- Develop Study Programs – Large corporate partners often hire professionals who have completed their education but haven’t passed the certification exam, with the understanding that earning certification is expected. In a sense, the certification board sets the standards for the “perfect” professional by establishing the domains of knowledge. By sponsoring workshops, practice exams, study groups and providing time to study, the corporate sponsor can help their employees master the domains tested by the exam.
- Identify & Support Certification Candidates – Your corporate partners have regular contact with certificants and can alert you to any gaps in existing continuing education or shifts in the industry that the exam may not cover. With your support, your partners can develop workshops that will address the gaps, including a candidate prep kit that can be delivered and monitored for the sponsor’s future candidates. If you offer practice exams, you could identify any of the partner’s staff members who show aptitude but don’t currently hold certification. You might also offer a screening program to help identify potential candidates.
- Drive Certification Renewals – Once your sponsor’s staff members are certified, you can work with the sponsor to encourage certificants to re-certify when the time comes. Your ability to provide timely data about who needs more continuing education and who is ready to renew will help your partner encourage employees to renew.
What Do Investors Need?
Like most investors, your corporate partners have business needs. Primarily, they need a positive return on investment. Offering a discount for a package of exam seats could meet that need.
Investors also need to monitor their investment. They want to know how well the investment is performing. The board must communicate regularly with the corporate sponsor to assess certificant performance in the industry. Having a conversation with your corporate partners can keep the board staff current with needs in the industry.
Finally, investors need the ability to leverage their investment. Recruiting talented new hires in many industries is highly competitive. Firms that actively support their new staff members with study programs and by paying exam fees are more attractive to new professionals. Working with corporate partners in a program like this can be a valuable benefit for them.
How You Can Afford to Discount Exam Fees
Programs like this are fairly simple in concept, but require a thoughtful approach to pricing and marketing. The certification board has to price the offer so that it’s attractive to corporate partners, but at a level that will ensure that the board’s financial goals are met. It’s a balance between lower fees and increased participation. I believe that once a balance has been established, both the board and the partner will benefit from a new relationship.
By Extending your reach to candidates who might not have taken the exam, you can create new revenue streams…
If you’ve priced the service well, you’ll see an increase in the number of professionals sitting for your exam. With the new revenue you’ll generate, you can pay the administrative costs of corporate partnerships.
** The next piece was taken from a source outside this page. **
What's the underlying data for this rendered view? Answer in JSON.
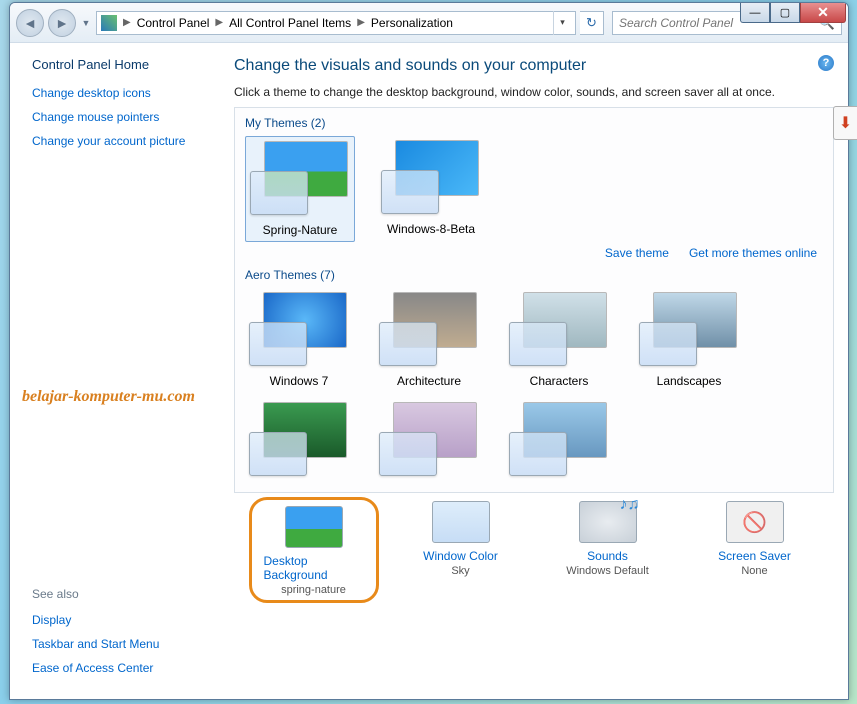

Be sure your technology is flexible enough to handle the new requirements. By extending your reach to candidates who might not have taken the exam, you can create new revenue streams to help you pay for the technology.
In coming weeks, we’ll talk about other components of the Business of Certification that can give you access to additional new income. We’ll also share stories from our customers.